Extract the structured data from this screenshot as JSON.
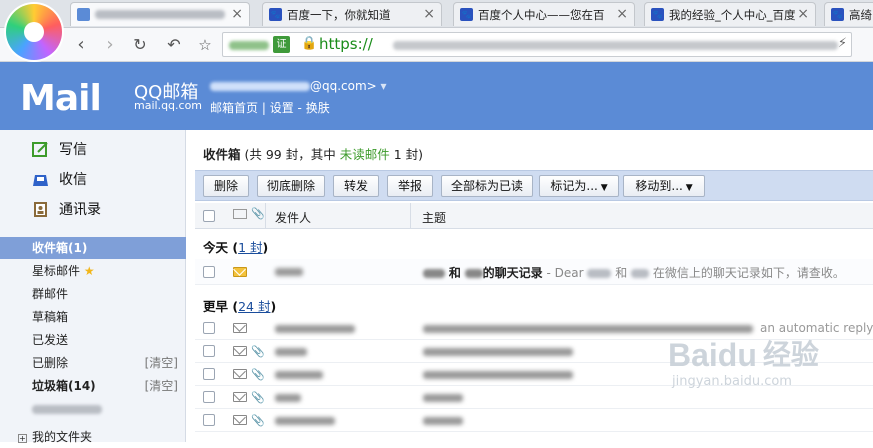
{
  "browser": {
    "tabs": [
      {
        "label": "",
        "blurred": true
      },
      {
        "label": "百度一下，你就知道"
      },
      {
        "label": "百度个人中心——您在百"
      },
      {
        "label": "我的经验_个人中心_百度"
      },
      {
        "label": "高绮"
      }
    ],
    "url_badge": "证",
    "url": "https://"
  },
  "header": {
    "logo": "Mail",
    "brand": "QQ邮箱",
    "domain": "mail.qq.com",
    "account_suffix": "@qq.com>",
    "links": [
      "邮箱首页",
      "设置",
      "换肤"
    ]
  },
  "sidebar": {
    "actions": [
      {
        "label": "写信",
        "icon": "compose-icon"
      },
      {
        "label": "收信",
        "icon": "inbox-icon"
      },
      {
        "label": "通讯录",
        "icon": "contacts-icon"
      }
    ],
    "folders": [
      {
        "label": "收件箱(1)",
        "selected": true
      },
      {
        "label": "星标邮件"
      },
      {
        "label": "群邮件"
      },
      {
        "label": "草稿箱"
      },
      {
        "label": "已发送"
      },
      {
        "label": "已删除",
        "clear": "[清空]"
      },
      {
        "label": "垃圾箱(14)",
        "clear": "[清空]"
      },
      {
        "label": "我的文件夹"
      }
    ]
  },
  "mailbox": {
    "title": "收件箱",
    "count_text": "(共 99 封，其中",
    "unread_link": "未读邮件",
    "unread_count_text": "1 封)",
    "toolbar": [
      "删除",
      "彻底删除",
      "转发",
      "举报",
      "全部标为已读",
      "标记为...",
      "移动到..."
    ],
    "columns": {
      "sender": "发件人",
      "subject": "主题"
    },
    "groups": [
      {
        "label": "今天",
        "count": "1 封"
      },
      {
        "label": "更早",
        "count": "24 封"
      }
    ],
    "today_email": {
      "subject_part1": "和",
      "subject_part2": "的聊天记录",
      "preview_prefix": "- Dear",
      "preview_mid": "和",
      "preview_suffix": "在微信上的聊天记录如下，请查收。"
    },
    "earlier_first_preview": "an automatic reply,"
  },
  "watermark": {
    "brand": "Baidu",
    "cn": "经验",
    "url": "jingyan.baidu.com"
  },
  "colors": {
    "header_blue": "#5b8bd6",
    "selected_folder": "#7f9fd8",
    "toolbar_bg": "#cfdcf1",
    "unread_green": "#3d9b2b"
  }
}
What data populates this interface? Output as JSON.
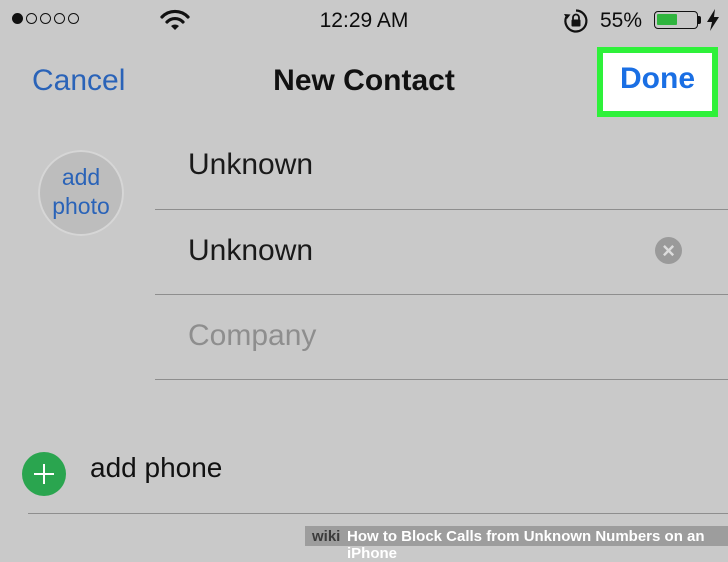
{
  "status_bar": {
    "time": "12:29 AM",
    "battery_percent": "55%",
    "battery_level": 0.55,
    "signal_bars_filled": 1,
    "signal_bars_total": 5,
    "icons": [
      "wifi-icon",
      "orientation-lock-icon",
      "battery-icon",
      "charging-bolt-icon"
    ]
  },
  "nav": {
    "cancel_label": "Cancel",
    "title": "New Contact",
    "done_label": "Done"
  },
  "photo": {
    "label": "add photo"
  },
  "fields": {
    "first_name": "Unknown",
    "last_name": "Unknown",
    "company_placeholder": "Company"
  },
  "add_phone": {
    "label": "add phone"
  },
  "watermark": {
    "brand": "wiki",
    "title": "How to Block Calls from Unknown Numbers on an iPhone"
  },
  "colors": {
    "accent_blue": "#2a63b8",
    "done_blue": "#1a6fe4",
    "highlight_green": "#2ef13a",
    "add_green": "#2aa54f",
    "battery_green": "#2fb53e"
  }
}
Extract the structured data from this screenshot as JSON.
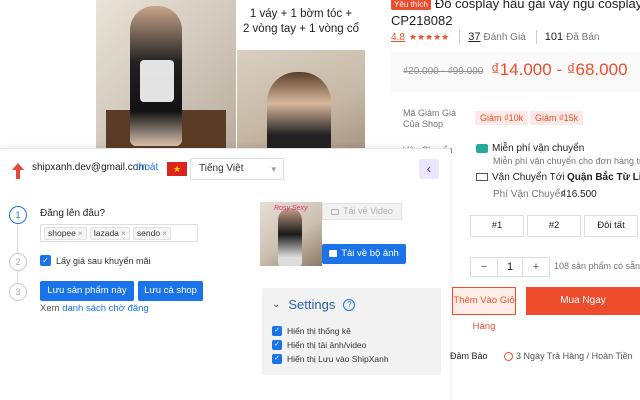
{
  "product_page": {
    "caption_lines": [
      "1 váy + 1 bờm tóc +",
      "2 vòng tay + 1 vòng cổ"
    ],
    "thumb_overlay_text": "Rosy Sexy",
    "title_tag": "Yêu thích",
    "title_line1": "Đồ cosplay hầu gái váy ngủ cosplay",
    "title_line2": "CP218082",
    "rating_value": "4.8",
    "stars": "★★★★★",
    "reviews_count": "37",
    "reviews_label": "Đánh Giá",
    "sold_count": "101",
    "sold_label": "Đã Bán",
    "price_old": "₫20.000 - ₫99.000",
    "price_new": "₫14.000 - ₫68.000",
    "voucher_label": "Mã Giảm Giá Của Shop",
    "vouchers": [
      "Giảm ₫10k",
      "Giảm ₫15k"
    ],
    "shipping_label": "Vận Chuyển",
    "freeship_title": "Miễn phí vận chuyển",
    "freeship_sub": "Miễn phí vận chuyển cho đơn hàng trên",
    "ship_to_label": "Vận Chuyển Tới",
    "ship_to_value": "Quận Bắc Từ Liêm",
    "ship_fee_label": "Phí Vận Chuyển",
    "ship_fee_value": "₫16.500",
    "options": [
      "#1",
      "#2",
      "Đôi tất"
    ],
    "qty_minus": "−",
    "qty_value": "1",
    "qty_plus": "+",
    "stock_text": "108 sản phẩm có sẵn",
    "add_to_cart": "Thêm Vào Giỏ Hàng",
    "buy_now": "Mua Ngay",
    "guarantee": "Đảm Bảo",
    "returns": "3 Ngày Trả Hàng / Hoàn Tiền"
  },
  "extension": {
    "email": "shipxanh.dev@gmail.com",
    "logout": "thoát",
    "flag_star": "★",
    "language": "Tiếng Việt",
    "collapse_glyph": "‹",
    "steps": [
      "1",
      "2",
      "3"
    ],
    "step1_label": "Đăng lên đâu?",
    "platforms": [
      "shopee",
      "lazada",
      "sendo"
    ],
    "promo_checkbox_label": "Lấy giá sau khuyến mãi",
    "save_product": "Lưu sản phẩm này",
    "save_shop": "Lưu cả shop",
    "view_prefix": "Xem",
    "view_link": "danh sách chờ đăng",
    "download_video": "Tải về Video",
    "download_album": "Tải về bộ ảnh",
    "settings_title": "Settings",
    "settings_items": [
      "Hiển thị thống kê",
      "Hiển thị tải ảnh/video",
      "Hiển thị Lưu vào ShipXanh"
    ],
    "colors": {
      "primary": "#1a73e8",
      "shopee_orange": "#ee4d2d",
      "accent_purple": "#5b2bd9"
    }
  }
}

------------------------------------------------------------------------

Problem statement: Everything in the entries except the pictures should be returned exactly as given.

Solution:
Extract the structured data from this screenshot as JSON.
{
  "browser": {
    "tabs": [
      {
        "label": "",
        "blurred": true
      },
      {
        "label": "百度一下，你就知道"
      },
      {
        "label": "百度个人中心——您在百"
      },
      {
        "label": "我的经验_个人中心_百度"
      },
      {
        "label": "高绮"
      }
    ],
    "url_badge": "证",
    "url": "https://"
  },
  "header": {
    "logo": "Mail",
    "brand": "QQ邮箱",
    "domain": "mail.qq.com",
    "account_suffix": "@qq.com>",
    "links": [
      "邮箱首页",
      "设置",
      "换肤"
    ]
  },
  "sidebar": {
    "actions": [
      {
        "label": "写信",
        "icon": "compose-icon"
      },
      {
        "label": "收信",
        "icon": "inbox-icon"
      },
      {
        "label": "通讯录",
        "icon": "contacts-icon"
      }
    ],
    "folders": [
      {
        "label": "收件箱(1)",
        "selected": true
      },
      {
        "label": "星标邮件"
      },
      {
        "label": "群邮件"
      },
      {
        "label": "草稿箱"
      },
      {
        "label": "已发送"
      },
      {
        "label": "已删除",
        "clear": "[清空]"
      },
      {
        "label": "垃圾箱(14)",
        "clear": "[清空]"
      },
      {
        "label": "我的文件夹"
      }
    ]
  },
  "mailbox": {
    "title": "收件箱",
    "count_text": "(共 99 封，其中",
    "unread_link": "未读邮件",
    "unread_count_text": "1 封)",
    "toolbar": [
      "删除",
      "彻底删除",
      "转发",
      "举报",
      "全部标为已读",
      "标记为...",
      "移动到..."
    ],
    "columns": {
      "sender": "发件人",
      "subject": "主题"
    },
    "groups": [
      {
        "label": "今天",
        "count": "1 封"
      },
      {
        "label": "更早",
        "count": "24 封"
      }
    ],
    "today_email": {
      "subject_part1": "和",
      "subject_part2": "的聊天记录",
      "preview_prefix": "- Dear",
      "preview_mid": "和",
      "preview_suffix": "在微信上的聊天记录如下，请查收。"
    },
    "earlier_first_preview": "an automatic reply,"
  },
  "watermark": {
    "brand": "Baidu",
    "cn": "经验",
    "url": "jingyan.baidu.com"
  },
  "colors": {
    "header_blue": "#5b8bd6",
    "selected_folder": "#7f9fd8",
    "toolbar_bg": "#cfdcf1",
    "unread_green": "#3d9b2b"
  }
}
What data populates this interface? Output as JSON.
{
  "status_bar": {
    "time": "12:29 AM",
    "battery_percent": "55%",
    "battery_level": 0.55,
    "signal_bars_filled": 1,
    "signal_bars_total": 5,
    "icons": [
      "wifi-icon",
      "orientation-lock-icon",
      "battery-icon",
      "charging-bolt-icon"
    ]
  },
  "nav": {
    "cancel_label": "Cancel",
    "title": "New Contact",
    "done_label": "Done"
  },
  "photo": {
    "label": "add photo"
  },
  "fields": {
    "first_name": "Unknown",
    "last_name": "Unknown",
    "company_placeholder": "Company"
  },
  "add_phone": {
    "label": "add phone"
  },
  "watermark": {
    "brand": "wiki",
    "title": "How to Block Calls from Unknown Numbers on an iPhone"
  },
  "colors": {
    "accent_blue": "#2a63b8",
    "done_blue": "#1a6fe4",
    "highlight_green": "#2ef13a",
    "add_green": "#2aa54f",
    "battery_green": "#2fb53e"
  }
}
Extract the structured data from this screenshot as JSON.
{
  "product_page": {
    "caption_lines": [
      "1 váy + 1 bờm tóc +",
      "2 vòng tay + 1 vòng cổ"
    ],
    "thumb_overlay_text": "Rosy Sexy",
    "title_tag": "Yêu thích",
    "title_line1": "Đồ cosplay hầu gái váy ngủ cosplay",
    "title_line2": "CP218082",
    "rating_value": "4.8",
    "stars": "★★★★★",
    "reviews_count": "37",
    "reviews_label": "Đánh Giá",
    "sold_count": "101",
    "sold_label": "Đã Bán",
    "price_old": "₫20.000 - ₫99.000",
    "price_new": "₫14.000 - ₫68.000",
    "voucher_label": "Mã Giảm Giá Của Shop",
    "vouchers": [
      "Giảm ₫10k",
      "Giảm ₫15k"
    ],
    "shipping_label": "Vận Chuyển",
    "freeship_title": "Miễn phí vận chuyển",
    "freeship_sub": "Miễn phí vận chuyển cho đơn hàng trên",
    "ship_to_label": "Vận Chuyển Tới",
    "ship_to_value": "Quận Bắc Từ Liêm",
    "ship_fee_label": "Phí Vận Chuyển",
    "ship_fee_value": "₫16.500",
    "options": [
      "#1",
      "#2",
      "Đôi tất"
    ],
    "qty_minus": "−",
    "qty_value": "1",
    "qty_plus": "+",
    "stock_text": "108 sản phẩm có sẵn",
    "add_to_cart": "Thêm Vào Giỏ Hàng",
    "buy_now": "Mua Ngay",
    "guarantee": "Đảm Bảo",
    "returns": "3 Ngày Trả Hàng / Hoàn Tiền"
  },
  "extension": {
    "email": "shipxanh.dev@gmail.com",
    "logout": "thoát",
    "flag_star": "★",
    "language": "Tiếng Việt",
    "collapse_glyph": "‹",
    "steps": [
      "1",
      "2",
      "3"
    ],
    "step1_label": "Đăng lên đâu?",
    "platforms": [
      "shopee",
      "lazada",
      "sendo"
    ],
    "promo_checkbox_label": "Lấy giá sau khuyến mãi",
    "save_product": "Lưu sản phẩm này",
    "save_shop": "Lưu cả shop",
    "view_prefix": "Xem",
    "view_link": "danh sách chờ đăng",
    "download_video": "Tải về Video",
    "download_album": "Tải về bộ ảnh",
    "settings_title": "Settings",
    "settings_items": [
      "Hiển thị thống kê",
      "Hiển thị tải ảnh/video",
      "Hiển thị Lưu vào ShipXanh"
    ],
    "colors": {
      "primary": "#1a73e8",
      "shopee_orange": "#ee4d2d",
      "accent_purple": "#5b2bd9"
    }
  }
}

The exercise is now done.